The company developed an “interim” protocol to support use of the alternate API, FDA’s letter said, even though it had data showing that the process cold not produce material of adequate quality.  As a result, a number of out-of-spec Losartan potassium tablets (both USP 50- and 100-mg) were shipped to the United States (where they were later recalled for unacceptably high levels of nitrosamine impurities).

In its previous response to an FDA 483 triggered by a facility inspection, the company had even stated that the change in API had no impact on the product’s manufacturing and quality, the letter stated.  Torrent had not investigated the root causes of the batch failures, or provided justification for changing the API it used in the manufacturing process, according to FDA. 

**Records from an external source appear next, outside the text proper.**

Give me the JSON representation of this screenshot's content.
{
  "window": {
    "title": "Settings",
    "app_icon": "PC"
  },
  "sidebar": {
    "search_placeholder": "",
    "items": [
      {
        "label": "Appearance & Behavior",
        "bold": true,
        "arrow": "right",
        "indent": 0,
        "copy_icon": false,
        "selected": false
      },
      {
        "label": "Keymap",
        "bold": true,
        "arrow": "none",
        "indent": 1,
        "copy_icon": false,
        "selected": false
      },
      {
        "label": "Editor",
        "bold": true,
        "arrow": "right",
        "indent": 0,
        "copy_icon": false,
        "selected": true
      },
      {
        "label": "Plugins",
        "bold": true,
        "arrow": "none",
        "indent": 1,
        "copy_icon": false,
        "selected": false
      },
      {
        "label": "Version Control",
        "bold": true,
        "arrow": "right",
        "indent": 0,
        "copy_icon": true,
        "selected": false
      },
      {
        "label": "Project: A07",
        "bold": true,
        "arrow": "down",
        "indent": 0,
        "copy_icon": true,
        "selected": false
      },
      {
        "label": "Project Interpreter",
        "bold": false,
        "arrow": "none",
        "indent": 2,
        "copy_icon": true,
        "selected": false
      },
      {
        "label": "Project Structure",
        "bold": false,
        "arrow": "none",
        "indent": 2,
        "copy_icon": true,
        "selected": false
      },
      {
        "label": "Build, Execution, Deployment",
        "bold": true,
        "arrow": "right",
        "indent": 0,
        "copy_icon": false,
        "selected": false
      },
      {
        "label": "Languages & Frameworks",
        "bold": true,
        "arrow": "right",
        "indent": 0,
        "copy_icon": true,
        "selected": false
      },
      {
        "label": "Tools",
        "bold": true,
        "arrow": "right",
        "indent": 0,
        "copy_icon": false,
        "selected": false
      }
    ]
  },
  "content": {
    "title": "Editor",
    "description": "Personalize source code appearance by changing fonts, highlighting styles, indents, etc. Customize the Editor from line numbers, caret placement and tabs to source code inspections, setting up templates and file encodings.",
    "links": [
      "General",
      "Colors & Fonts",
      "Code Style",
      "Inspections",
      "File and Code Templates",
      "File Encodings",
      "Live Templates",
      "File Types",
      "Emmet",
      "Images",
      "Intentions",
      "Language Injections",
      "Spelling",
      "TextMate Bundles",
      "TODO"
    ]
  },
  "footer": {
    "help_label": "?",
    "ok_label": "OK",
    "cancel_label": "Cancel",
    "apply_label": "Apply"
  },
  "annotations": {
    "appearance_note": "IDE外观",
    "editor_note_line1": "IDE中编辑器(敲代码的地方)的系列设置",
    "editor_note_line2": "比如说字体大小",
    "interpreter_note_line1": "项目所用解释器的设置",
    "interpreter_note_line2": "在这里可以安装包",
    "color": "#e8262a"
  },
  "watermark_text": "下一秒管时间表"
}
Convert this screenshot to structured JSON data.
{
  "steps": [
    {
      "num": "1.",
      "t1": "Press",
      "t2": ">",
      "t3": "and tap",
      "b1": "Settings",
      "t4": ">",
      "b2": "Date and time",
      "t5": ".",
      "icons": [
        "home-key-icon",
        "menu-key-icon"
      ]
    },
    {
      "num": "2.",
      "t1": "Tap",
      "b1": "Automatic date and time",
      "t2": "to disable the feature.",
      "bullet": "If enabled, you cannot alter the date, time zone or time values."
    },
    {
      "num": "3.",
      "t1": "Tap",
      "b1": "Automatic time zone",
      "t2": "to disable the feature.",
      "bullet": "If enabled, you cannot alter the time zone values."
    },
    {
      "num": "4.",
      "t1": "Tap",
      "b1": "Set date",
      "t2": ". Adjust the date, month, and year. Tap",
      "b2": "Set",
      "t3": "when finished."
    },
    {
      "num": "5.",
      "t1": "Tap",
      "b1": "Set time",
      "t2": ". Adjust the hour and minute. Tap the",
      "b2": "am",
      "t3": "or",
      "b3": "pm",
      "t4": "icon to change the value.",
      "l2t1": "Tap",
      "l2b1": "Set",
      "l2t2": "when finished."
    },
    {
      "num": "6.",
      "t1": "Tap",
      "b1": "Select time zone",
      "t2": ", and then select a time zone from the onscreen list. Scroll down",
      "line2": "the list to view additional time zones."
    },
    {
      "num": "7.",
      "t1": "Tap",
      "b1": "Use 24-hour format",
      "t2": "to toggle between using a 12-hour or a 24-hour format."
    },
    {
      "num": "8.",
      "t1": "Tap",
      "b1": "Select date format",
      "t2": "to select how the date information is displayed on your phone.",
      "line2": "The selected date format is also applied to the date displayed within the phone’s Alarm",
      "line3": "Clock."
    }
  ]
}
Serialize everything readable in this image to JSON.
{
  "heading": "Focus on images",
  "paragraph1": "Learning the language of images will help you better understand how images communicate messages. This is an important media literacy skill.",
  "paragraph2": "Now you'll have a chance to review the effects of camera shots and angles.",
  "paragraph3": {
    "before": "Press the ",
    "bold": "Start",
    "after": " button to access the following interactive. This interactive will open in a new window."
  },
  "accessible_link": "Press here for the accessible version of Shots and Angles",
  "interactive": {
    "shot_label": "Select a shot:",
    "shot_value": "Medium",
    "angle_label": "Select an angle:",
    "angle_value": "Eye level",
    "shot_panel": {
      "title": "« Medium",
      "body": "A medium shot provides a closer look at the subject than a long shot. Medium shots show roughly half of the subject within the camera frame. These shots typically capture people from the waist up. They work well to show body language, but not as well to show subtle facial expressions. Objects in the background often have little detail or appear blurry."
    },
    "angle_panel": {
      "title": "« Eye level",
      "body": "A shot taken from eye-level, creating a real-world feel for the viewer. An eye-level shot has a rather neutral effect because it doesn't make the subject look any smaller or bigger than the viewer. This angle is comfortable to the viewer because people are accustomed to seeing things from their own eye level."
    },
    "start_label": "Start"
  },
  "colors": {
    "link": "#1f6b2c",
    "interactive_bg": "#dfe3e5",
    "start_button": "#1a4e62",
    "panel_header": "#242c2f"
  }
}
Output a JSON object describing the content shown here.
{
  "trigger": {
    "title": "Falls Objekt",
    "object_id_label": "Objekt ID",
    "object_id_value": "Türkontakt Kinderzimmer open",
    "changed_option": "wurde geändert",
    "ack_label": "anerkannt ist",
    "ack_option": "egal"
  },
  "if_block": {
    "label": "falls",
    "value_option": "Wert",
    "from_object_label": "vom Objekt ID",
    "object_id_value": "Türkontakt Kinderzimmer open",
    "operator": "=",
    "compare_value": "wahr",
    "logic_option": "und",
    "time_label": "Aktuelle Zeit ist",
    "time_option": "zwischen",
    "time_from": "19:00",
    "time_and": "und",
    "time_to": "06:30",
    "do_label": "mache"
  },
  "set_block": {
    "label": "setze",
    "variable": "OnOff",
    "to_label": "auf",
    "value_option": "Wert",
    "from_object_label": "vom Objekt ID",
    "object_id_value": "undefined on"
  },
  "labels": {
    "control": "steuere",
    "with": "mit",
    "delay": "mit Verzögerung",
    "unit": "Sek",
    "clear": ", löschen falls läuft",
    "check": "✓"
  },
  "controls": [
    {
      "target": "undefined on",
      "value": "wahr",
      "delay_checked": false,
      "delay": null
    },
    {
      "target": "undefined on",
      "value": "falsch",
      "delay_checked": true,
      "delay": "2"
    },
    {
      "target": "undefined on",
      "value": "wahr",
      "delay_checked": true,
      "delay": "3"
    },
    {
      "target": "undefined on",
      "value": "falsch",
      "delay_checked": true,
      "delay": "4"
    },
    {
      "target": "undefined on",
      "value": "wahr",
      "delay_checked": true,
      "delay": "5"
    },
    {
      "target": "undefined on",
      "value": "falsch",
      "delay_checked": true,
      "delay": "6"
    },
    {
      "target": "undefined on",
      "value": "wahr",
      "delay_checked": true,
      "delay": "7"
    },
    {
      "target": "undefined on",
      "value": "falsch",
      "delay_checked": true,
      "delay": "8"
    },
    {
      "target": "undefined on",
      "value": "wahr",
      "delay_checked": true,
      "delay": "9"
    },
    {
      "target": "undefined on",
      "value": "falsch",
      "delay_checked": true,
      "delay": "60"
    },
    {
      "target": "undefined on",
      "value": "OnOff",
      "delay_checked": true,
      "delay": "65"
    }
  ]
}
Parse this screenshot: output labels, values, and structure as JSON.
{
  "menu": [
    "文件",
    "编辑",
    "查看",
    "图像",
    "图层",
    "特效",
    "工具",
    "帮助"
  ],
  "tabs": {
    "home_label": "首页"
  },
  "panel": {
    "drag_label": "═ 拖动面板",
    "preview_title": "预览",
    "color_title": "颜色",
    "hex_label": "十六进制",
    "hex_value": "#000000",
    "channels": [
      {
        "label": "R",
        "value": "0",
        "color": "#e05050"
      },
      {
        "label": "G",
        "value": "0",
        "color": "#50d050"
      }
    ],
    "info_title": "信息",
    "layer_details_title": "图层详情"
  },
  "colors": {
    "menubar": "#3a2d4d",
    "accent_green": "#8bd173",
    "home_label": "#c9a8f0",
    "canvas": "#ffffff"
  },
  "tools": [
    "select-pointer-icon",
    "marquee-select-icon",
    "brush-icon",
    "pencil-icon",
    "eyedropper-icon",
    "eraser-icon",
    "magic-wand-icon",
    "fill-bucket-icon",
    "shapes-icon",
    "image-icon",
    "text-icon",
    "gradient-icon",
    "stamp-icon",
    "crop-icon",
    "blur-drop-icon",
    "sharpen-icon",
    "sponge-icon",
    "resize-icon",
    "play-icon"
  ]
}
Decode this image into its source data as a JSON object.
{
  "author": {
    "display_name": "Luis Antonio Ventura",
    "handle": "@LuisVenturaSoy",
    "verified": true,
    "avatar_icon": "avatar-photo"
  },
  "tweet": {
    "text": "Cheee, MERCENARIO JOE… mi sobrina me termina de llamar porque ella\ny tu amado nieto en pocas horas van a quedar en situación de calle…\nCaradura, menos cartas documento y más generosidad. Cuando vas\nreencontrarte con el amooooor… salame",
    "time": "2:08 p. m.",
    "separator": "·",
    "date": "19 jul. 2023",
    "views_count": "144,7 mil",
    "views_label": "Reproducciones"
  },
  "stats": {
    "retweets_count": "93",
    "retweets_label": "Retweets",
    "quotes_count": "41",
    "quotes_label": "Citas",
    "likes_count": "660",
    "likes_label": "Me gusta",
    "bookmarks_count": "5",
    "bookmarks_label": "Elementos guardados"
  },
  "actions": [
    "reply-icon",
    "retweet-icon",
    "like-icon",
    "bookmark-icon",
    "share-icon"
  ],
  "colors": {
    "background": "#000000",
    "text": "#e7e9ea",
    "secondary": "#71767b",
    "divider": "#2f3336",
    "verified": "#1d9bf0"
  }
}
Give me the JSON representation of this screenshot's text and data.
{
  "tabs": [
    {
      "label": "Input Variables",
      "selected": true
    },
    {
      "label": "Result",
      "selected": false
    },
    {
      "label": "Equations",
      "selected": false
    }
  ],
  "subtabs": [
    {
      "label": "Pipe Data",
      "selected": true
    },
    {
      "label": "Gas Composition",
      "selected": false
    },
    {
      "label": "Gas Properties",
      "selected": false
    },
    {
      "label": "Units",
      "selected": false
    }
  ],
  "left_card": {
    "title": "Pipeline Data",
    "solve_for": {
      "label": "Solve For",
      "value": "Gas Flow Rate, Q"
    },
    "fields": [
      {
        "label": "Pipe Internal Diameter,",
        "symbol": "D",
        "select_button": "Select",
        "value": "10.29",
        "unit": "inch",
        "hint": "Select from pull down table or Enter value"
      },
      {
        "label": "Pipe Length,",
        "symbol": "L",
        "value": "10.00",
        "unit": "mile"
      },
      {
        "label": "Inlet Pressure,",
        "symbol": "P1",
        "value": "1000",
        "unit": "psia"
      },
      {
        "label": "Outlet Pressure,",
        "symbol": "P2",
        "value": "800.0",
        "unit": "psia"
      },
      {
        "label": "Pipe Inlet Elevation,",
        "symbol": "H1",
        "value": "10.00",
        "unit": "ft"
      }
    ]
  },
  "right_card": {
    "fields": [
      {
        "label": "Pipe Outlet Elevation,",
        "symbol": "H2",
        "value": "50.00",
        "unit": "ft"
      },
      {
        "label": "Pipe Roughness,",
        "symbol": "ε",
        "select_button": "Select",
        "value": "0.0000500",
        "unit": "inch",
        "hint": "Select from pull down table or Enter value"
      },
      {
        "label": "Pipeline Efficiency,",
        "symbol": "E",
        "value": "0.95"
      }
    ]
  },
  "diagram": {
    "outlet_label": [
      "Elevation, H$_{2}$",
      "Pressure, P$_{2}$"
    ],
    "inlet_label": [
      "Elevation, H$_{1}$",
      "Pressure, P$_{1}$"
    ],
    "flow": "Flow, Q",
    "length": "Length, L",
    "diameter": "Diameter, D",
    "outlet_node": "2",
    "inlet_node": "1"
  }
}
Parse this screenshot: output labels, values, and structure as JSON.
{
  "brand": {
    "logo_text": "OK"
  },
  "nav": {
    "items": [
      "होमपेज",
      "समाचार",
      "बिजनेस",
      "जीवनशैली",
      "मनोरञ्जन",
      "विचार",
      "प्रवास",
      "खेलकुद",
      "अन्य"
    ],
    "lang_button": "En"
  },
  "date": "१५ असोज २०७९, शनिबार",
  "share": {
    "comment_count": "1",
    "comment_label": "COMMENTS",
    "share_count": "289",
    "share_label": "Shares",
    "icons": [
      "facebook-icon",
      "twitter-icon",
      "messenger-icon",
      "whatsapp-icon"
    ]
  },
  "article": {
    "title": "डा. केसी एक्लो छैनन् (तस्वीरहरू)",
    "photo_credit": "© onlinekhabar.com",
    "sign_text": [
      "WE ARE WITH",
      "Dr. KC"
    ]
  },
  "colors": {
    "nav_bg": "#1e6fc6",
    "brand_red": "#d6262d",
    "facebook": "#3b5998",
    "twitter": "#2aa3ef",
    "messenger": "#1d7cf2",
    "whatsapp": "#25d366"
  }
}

After outlining the specific examples of noncompliance, the letter then defined the philosophy behind process validation and process qualification studies. FDA has asked for a detailed summary of the company’s validation program, and how it will ensure a state of control throughout the product lifecycle. FDA also requested clarification of how the company will perform monitoring of variation within and between different batches of product to demonstrate control, and also asked for a timeline for performing process performance qualification of each of its products. 


Lack of insight into reasons for out-of-specification (OOS) results

The agency found multiple instances where initial OOS results were invalidated without sufficient investigation.  Between January 2017 and March 2019, FDA’s letter stated, the facility had invalidated between 60 and 70% of initial OOS test results and had not followed up to find root cause. In its response to FDA last Spring, the company stated that OOS results had fallen from 77% to 41% between January 2017 to March 2019.

Pointing out the connection between OOS investigations and CAPA, FDA noted that the company had been criticized for these deficiencies previously, in inspections at its Indrad facility in April 2017 and at its Dahej plant in March 2019.

“Repeated failures at multiple sites demonstrate that executive management oversight and control over the manufacture of drugs is inadequate,” the letter said, emphasizing the fact that senior managers bear the final responsibility for ensuring cGMP compliance. It asked for:

  • an independent, third-party review of all invalidated OOS (including in-process and release/stability testing) results for products currently in the US market.

  • a report explaining whether laboratory error was at the root of the problem, or, if that was not the cause, a full review of production including batch manufacturing records, variability of raw materials, process capability, deviation, complaint, and batch failure histories.

  •  Summaries of potential root causes for each investigation, and a comprehensive review and remediation plan for systems used to investigate OOS results.

FDA’s letter states that it may withhold approval of any new drugs that the company may have under review at the agency, and refuse to allow products made at the facility to be sold in the US, it asked for a written response within 15 days.

Source: FDA Warning Letter to Torrent Pharmaceuticals, October 8, 2019.